Everglades in the southeastern part of the state. Coined the River of Grass by the matriarch of the Everglades, Marjory Stoneman Douglas, the habitat is now considered on of the most imperiled in the country. Decades of attempts to drain the swamp and make it of some use to man has left the system in a dysfunctional state.
Freshwater marshes are generally wetlands with an open expanse of grasses and other
grass-like plants. Freshwater marshes generally contain few, if any,
trees and shrubs. Marshes have standing water for much of the year and
act as natural filters. As water passes over the marsh, water flow is
slowed down, and suspended particles settle out. Like the state's
freshwater swamps, water levels fluctuate in the marshes. From June
through September daily rains the marshes have standing water. From
October to December of January, when the rainfall amounts are very low,
the standing water gradually flows towards the coast or seeps into the
porous ground. By February and continuing through the end of May, many

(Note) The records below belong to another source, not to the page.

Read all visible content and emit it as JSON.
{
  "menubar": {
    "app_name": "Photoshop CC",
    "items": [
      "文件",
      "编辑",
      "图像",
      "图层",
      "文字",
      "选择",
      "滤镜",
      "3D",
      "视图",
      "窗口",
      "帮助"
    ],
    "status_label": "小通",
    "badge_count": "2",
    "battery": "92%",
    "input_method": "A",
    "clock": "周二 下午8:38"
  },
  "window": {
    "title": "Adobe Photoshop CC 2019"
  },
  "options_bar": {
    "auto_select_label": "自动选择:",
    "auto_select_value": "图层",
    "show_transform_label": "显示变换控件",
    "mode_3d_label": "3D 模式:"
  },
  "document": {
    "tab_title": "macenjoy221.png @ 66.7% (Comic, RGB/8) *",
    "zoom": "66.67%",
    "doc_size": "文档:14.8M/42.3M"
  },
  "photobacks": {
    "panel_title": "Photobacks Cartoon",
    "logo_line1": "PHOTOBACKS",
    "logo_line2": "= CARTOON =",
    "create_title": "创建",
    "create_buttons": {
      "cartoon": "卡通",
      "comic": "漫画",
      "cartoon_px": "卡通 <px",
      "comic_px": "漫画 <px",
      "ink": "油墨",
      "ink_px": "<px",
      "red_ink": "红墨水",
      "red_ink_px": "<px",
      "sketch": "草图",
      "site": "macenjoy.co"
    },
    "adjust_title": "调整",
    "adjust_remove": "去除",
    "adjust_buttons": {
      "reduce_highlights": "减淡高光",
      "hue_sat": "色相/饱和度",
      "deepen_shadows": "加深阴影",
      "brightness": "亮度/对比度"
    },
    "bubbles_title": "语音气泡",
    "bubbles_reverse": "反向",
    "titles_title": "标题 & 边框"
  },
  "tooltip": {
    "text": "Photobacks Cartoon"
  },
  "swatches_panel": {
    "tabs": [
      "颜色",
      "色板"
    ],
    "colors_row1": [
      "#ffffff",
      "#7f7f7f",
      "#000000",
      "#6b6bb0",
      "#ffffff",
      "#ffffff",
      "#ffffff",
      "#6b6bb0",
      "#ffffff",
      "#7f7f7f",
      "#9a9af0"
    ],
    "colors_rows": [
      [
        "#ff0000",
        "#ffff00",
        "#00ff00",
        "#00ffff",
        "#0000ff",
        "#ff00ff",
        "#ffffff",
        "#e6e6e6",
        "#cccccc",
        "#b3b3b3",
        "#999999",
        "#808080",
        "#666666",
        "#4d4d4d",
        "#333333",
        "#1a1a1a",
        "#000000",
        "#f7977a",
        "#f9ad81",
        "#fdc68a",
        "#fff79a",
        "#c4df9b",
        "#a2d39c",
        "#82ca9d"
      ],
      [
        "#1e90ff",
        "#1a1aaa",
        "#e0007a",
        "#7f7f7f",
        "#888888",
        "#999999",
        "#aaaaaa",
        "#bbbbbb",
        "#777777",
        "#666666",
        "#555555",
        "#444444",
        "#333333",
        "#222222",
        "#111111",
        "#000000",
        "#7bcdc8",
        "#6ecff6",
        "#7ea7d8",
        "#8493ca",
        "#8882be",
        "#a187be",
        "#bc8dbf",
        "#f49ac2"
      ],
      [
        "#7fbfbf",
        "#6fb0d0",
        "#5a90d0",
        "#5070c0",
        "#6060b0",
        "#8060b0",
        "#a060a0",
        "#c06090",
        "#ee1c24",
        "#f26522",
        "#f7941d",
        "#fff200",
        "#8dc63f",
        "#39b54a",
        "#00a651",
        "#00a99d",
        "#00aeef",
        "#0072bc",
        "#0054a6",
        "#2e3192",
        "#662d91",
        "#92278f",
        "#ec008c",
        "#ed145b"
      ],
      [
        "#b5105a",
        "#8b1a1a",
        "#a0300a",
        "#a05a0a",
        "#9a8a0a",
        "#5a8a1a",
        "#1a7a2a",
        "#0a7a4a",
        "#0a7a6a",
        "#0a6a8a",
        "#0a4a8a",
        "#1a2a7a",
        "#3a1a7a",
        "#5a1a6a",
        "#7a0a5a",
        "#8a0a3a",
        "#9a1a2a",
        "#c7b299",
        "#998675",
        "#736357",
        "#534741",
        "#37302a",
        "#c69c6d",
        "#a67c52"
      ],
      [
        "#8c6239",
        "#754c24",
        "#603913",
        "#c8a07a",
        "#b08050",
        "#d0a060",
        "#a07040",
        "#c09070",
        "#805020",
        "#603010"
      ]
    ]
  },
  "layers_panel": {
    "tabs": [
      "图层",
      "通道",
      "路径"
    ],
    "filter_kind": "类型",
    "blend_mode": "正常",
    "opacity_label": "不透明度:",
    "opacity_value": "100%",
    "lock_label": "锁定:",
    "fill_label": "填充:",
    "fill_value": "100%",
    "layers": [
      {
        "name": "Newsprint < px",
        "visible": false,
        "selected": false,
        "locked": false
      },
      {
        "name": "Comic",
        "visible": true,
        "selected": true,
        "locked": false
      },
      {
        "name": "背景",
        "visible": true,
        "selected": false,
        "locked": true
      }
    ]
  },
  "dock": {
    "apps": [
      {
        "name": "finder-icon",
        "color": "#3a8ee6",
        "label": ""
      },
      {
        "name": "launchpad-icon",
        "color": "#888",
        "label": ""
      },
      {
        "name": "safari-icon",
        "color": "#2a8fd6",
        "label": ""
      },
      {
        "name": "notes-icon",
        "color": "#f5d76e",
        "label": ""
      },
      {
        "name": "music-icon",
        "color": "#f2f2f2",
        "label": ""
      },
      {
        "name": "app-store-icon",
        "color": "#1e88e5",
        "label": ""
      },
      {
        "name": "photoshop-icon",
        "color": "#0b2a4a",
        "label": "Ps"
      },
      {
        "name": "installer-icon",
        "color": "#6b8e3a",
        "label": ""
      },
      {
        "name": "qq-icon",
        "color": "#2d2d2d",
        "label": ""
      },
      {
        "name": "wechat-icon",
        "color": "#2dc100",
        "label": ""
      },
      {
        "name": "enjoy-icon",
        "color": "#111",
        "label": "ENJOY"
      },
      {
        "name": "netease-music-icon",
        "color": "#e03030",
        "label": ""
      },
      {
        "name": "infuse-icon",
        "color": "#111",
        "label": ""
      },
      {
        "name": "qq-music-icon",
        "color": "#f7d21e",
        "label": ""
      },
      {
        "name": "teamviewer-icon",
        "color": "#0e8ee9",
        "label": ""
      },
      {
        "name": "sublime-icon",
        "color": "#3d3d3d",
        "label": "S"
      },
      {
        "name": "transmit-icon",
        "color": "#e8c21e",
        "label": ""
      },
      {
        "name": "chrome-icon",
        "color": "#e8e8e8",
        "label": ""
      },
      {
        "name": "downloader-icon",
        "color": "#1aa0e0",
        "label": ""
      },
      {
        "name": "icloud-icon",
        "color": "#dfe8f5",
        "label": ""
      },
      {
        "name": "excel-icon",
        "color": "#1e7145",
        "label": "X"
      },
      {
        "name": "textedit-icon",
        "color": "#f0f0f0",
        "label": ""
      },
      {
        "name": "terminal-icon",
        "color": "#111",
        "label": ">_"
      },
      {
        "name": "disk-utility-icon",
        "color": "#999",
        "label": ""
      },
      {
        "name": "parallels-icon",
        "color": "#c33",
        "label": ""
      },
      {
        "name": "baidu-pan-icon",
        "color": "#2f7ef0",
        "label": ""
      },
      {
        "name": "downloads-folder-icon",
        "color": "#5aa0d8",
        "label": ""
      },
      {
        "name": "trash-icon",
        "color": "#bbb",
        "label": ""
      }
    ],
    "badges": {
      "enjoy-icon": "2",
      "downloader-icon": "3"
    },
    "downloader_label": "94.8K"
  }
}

marshes are completely dry. This makes them susceptible to fires.